ORANGE COUNTY, Fla. – An inquiry continues after a video circulating on social media showed an Orange County deputy smashing a car window during a traffic stop Wednesday.
Deputies said around 7:30 p.m. investigators noticed a vehicle blocking traffic lanes with its hazard lights on while protesters in response to George Floyd’s death were walking on the sidewalk on the westbound side of Curry Ford Road.
After a traffic stop was initiated, 21-year-old Khadija Bezzaz pulled into a Walgreens parking lot, the video shows.
The video shows Bezzaz recording the incident with her phone.
“I felt unsafe for my life," she told News 6.
Footage of the incident from the driver’s view was widely shared on social media. In response on Thursday, Orange County Sheriff John Mina said the incident was under review.
News 6 legal analyst Steven Kramer watched both the body camera video as well as the cell phone video.
“When you get pulled over, the officer has a couple different options,” he said. “One of them is to walk up to the window and ask for your license and registration and another option is they can ask you to step out of the vehicle. The courts have said if an officer asks you to step out of the vehicle, that’s a lawful command you should obey.”
Kramer pointed out that it is a misdemeanor to disobey a lawful command from a law enforcement officer.
“Emotions played a role,” Kramer said. “This did not look like a normal traffic stop. When you look at that interaction, it would have been nice to see that entire interaction disengage a little bit. The driver probably should have gotten out of the vehicle when commanded to do so.”
Investigators said the driver was informed she was violating traffic violations and was being detained.
Deputies said she was asked to step out of the car and she did not.
Mina said the deputy felt the car lurch forward and Deputy Christopher Moore smashed the car window with a baton.

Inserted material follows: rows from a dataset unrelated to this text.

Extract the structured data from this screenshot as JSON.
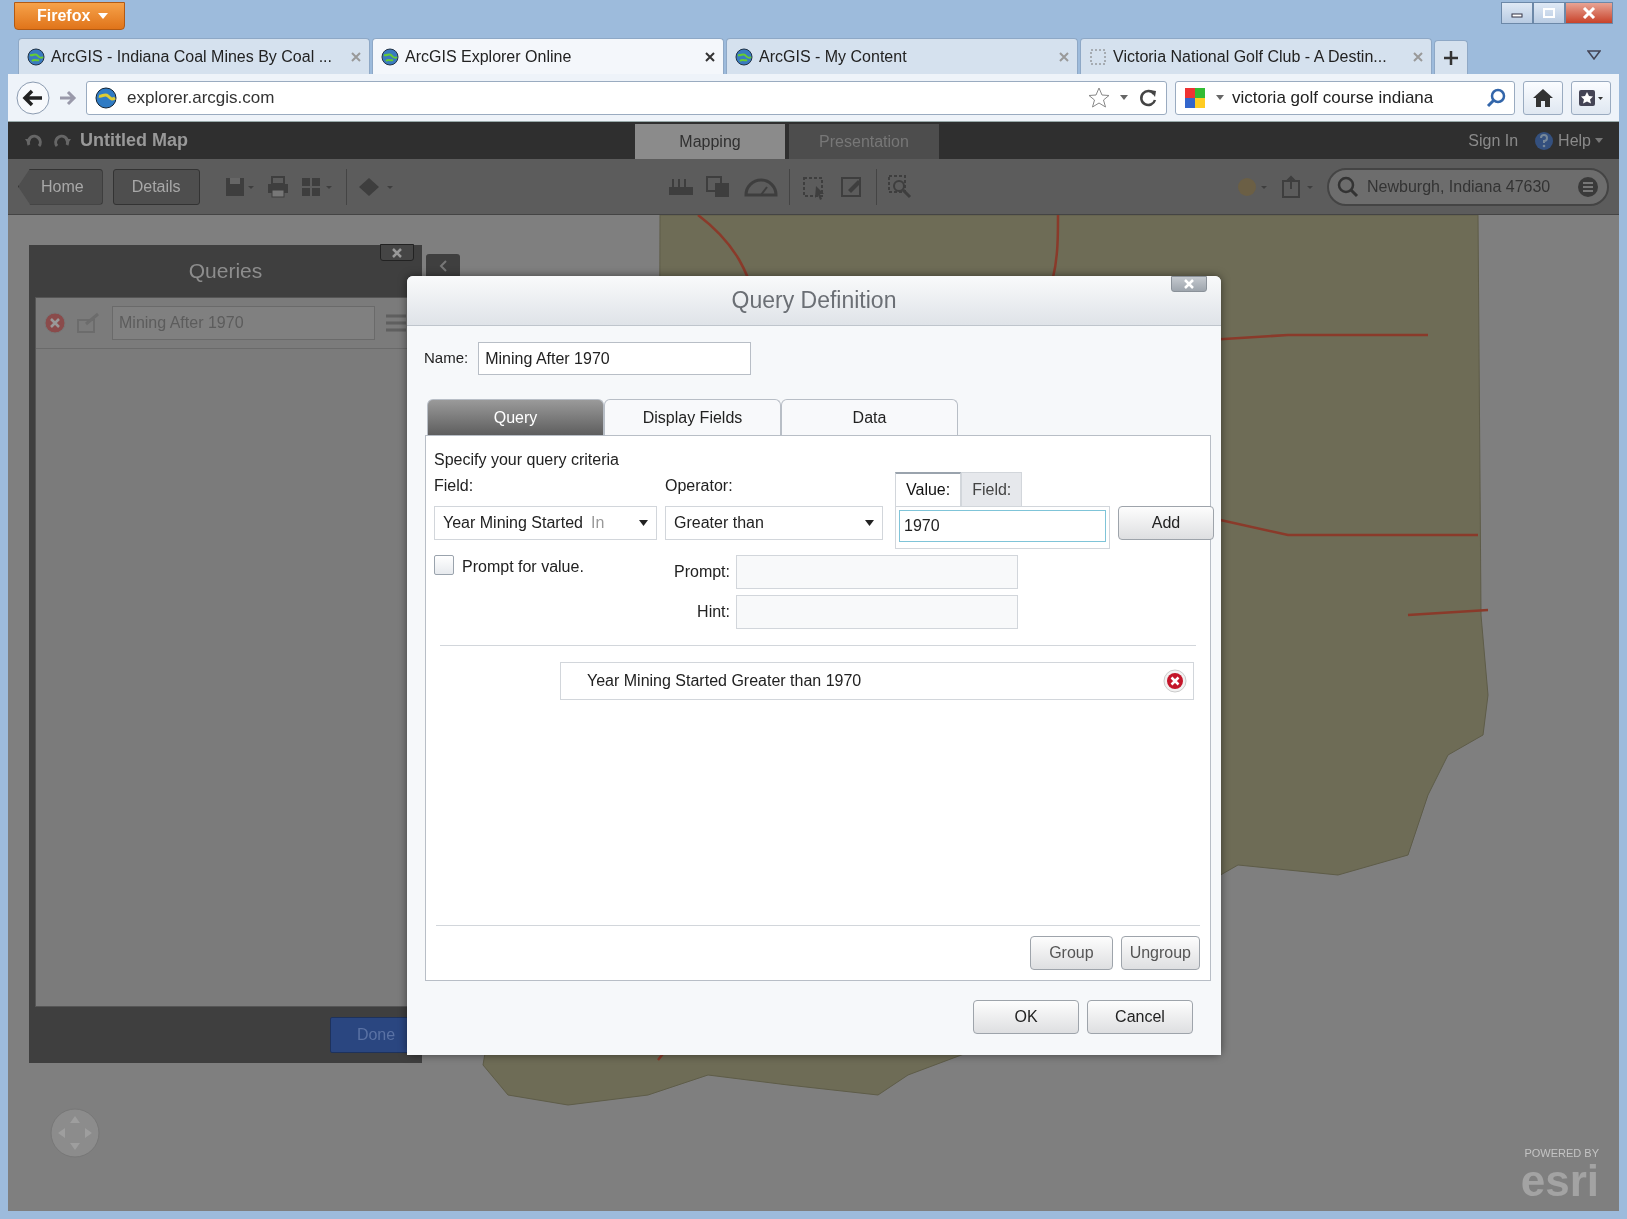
{
  "browser": {
    "menu_button": "Firefox",
    "tabs": [
      {
        "title": "ArcGIS - Indiana Coal Mines By Coal ...",
        "selected": false
      },
      {
        "title": "ArcGIS Explorer Online",
        "selected": true
      },
      {
        "title": "ArcGIS - My Content",
        "selected": false
      },
      {
        "title": "Victoria National Golf Club - A Destin...",
        "selected": false
      }
    ],
    "url": "explorer.arcgis.com",
    "search": "victoria golf course indiana"
  },
  "app": {
    "title": "Untitled Map",
    "tabs": [
      {
        "label": "Mapping",
        "selected": true
      },
      {
        "label": "Presentation",
        "selected": false
      }
    ],
    "header_links": [
      "Sign In",
      "Help"
    ],
    "nav_buttons": [
      "Home",
      "Details"
    ],
    "search": "Newburgh, Indiana 47630"
  },
  "queries_panel": {
    "title": "Queries",
    "items": [
      {
        "name": "Mining After 1970"
      }
    ],
    "done_button": "Done"
  },
  "dialog": {
    "title": "Query Definition",
    "name_label": "Name:",
    "name_value": "Mining After 1970",
    "tabs": [
      {
        "label": "Query",
        "selected": true
      },
      {
        "label": "Display Fields",
        "selected": false
      },
      {
        "label": "Data",
        "selected": false
      }
    ],
    "criteria_heading": "Specify your query criteria",
    "field_label": "Field:",
    "operator_label": "Operator:",
    "field_select": {
      "value": "Year Mining Started",
      "type_hint": "In"
    },
    "operator_select": "Greater than",
    "value_tabs": [
      {
        "label": "Value:",
        "selected": true
      },
      {
        "label": "Field:",
        "selected": false
      }
    ],
    "value": "1970",
    "add_button": "Add",
    "prompt_checkbox": {
      "label": "Prompt for value.",
      "checked": false
    },
    "prompt_label": "Prompt:",
    "hint_label": "Hint:",
    "expressions": [
      "Year Mining Started Greater than 1970"
    ],
    "group_buttons": [
      "Group",
      "Ungroup"
    ],
    "buttons": [
      "OK",
      "Cancel"
    ]
  },
  "map": {
    "powered_by": "POWERED BY",
    "logo": "esri"
  }
}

Sheriff John Mina told reporters Thursday night the deputy followed protocol but wished the deputy spent a little more time trying to de-escalate the situation.
“The deputies are trained here to ask the driver to step out of the vehicle,” Mina said. “That’s for their safety. There’s different practices [at different places]. When I was at Orlando Police, the driver was to remain in the car.”
As for the moment where the deputy puts his arm inside the driver’s car -- Kramer told News 6 that’s more a question about personal safety for the officer than it is a question for the law.
“When an officer put their limb into a vehicle, my concern is what’s going to happen,” Kramer said.
The driver was placed in a sheriff’s office vehicle and she was transported to the hospital after she sustained minor cuts to her face from the broken glass.
No charges have been sent to the state attorney’s office as the incident is under review, according to the sheriff.
“It’s like putting a bandaid over somebody stabbing you, we need change," Bezzaz said.
The sheriff did admit this incident could prompt his office to change the way they handle traffic stops.
“Especially now during these times, many from the community have asked for policy changes,” Mina said. “So I’m looking at a wide variety of things for all of our policies so that’s not out of the question.”